[ RadSafe ] Plutonium from Power Reactors

Jim Hardeman Jim.Hardeman at dnr.state.ga.us
Fri Apr 11 08:36:26 CDT 2008

Mike --
As you might imagine, our own DOE has lots of experience in storing hydrogen <grin> in metal hydrides. At least one major auto manufacturer has a footprint in a hydrogen technology center just outside Savannah River Site (SRS). The last time I was there, their "footprint" consisted of signs on the wall and not much else -- but perhaps it's an indicate on the direction that things MIGHT be heading re: using H2 as an automotive fuel.

>>> "Brennan, Mike  (DOH)" Mike.Brennan at DOH.WA.GOV> 4/10/2008 19:58 >> ( mailto:Mike.Brennan at DOH.WA.GOV> )

Hydrogen looks good until you start seeing how it would work in cars.
Hydrogen can't be liquefied for use in cars due to its low boiling point
(14 degrees K), so it has to be stored onboard a vehicle as a gas.  H2
has a low density (about 1/10,000 of water), which means you need a
large tank to carry enough to be worthwhile.  H2 is a small molecule,
and leaks through almost any gasket material you want to use.

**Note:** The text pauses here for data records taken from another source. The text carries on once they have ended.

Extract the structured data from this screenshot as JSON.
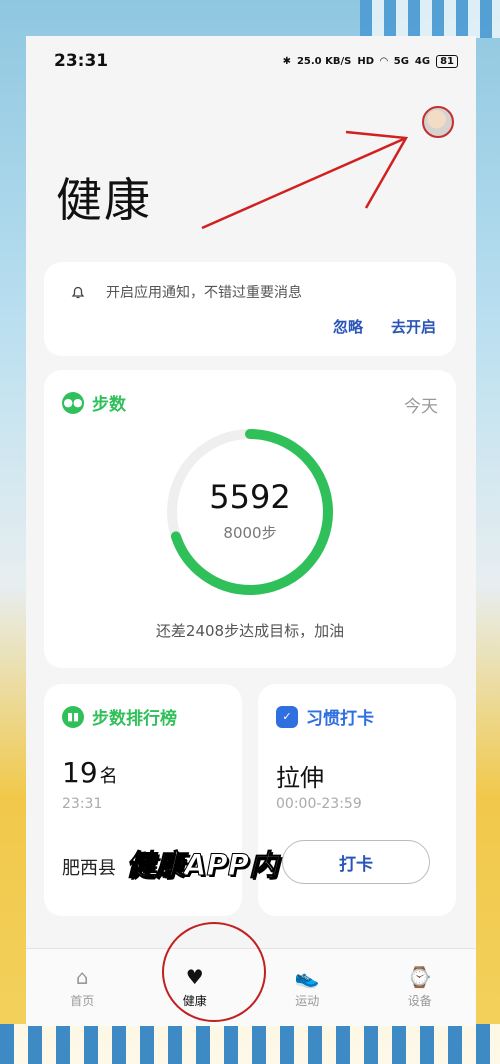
{
  "status_bar": {
    "time": "23:31",
    "net_speed": "25.0 KB/S",
    "hd": "HD",
    "signal1": "5G",
    "signal2": "4G",
    "battery": "81"
  },
  "header": {
    "title": "健康"
  },
  "notification": {
    "text": "开启应用通知，不错过重要消息",
    "ignore": "忽略",
    "enable": "去开启"
  },
  "steps": {
    "title": "步数",
    "period": "今天",
    "count": "5592",
    "goal": "8000步",
    "progress": 0.699,
    "tip": "还差2408步达成目标，加油",
    "accent": "#2fc05a"
  },
  "ranking": {
    "title": "步数排行榜",
    "rank": "19",
    "rank_unit": "名",
    "time": "23:31",
    "area": "肥西县"
  },
  "habit": {
    "title": "习惯打卡",
    "name": "拉伸",
    "time": "00:00-23:59",
    "button": "打卡"
  },
  "overlay": "健康APP内",
  "nav": [
    {
      "label": "首页",
      "icon": "home-icon"
    },
    {
      "label": "健康",
      "icon": "heart-icon"
    },
    {
      "label": "运动",
      "icon": "shoe-icon"
    },
    {
      "label": "设备",
      "icon": "watch-icon"
    }
  ]
}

The REAL farce in using H2 as a "green" fuel, however, is that while H2
can be made by electrolysis of water (we did it on my submarine for the
O2) the economically preferred way to make it is from methane.  This
produces H2, but also CO2.  It would be more efficient, and less
polluting, to run the vehicle on the methane, and skip the H2 step.

IF someone comes up with a really, really good, light, cheep,
ecologically-friendly-to-make fuel cell, H2 MIGHT be a viable vehicle
fuel.  My breath remains unheld. 

More information about the RadSafe mailing list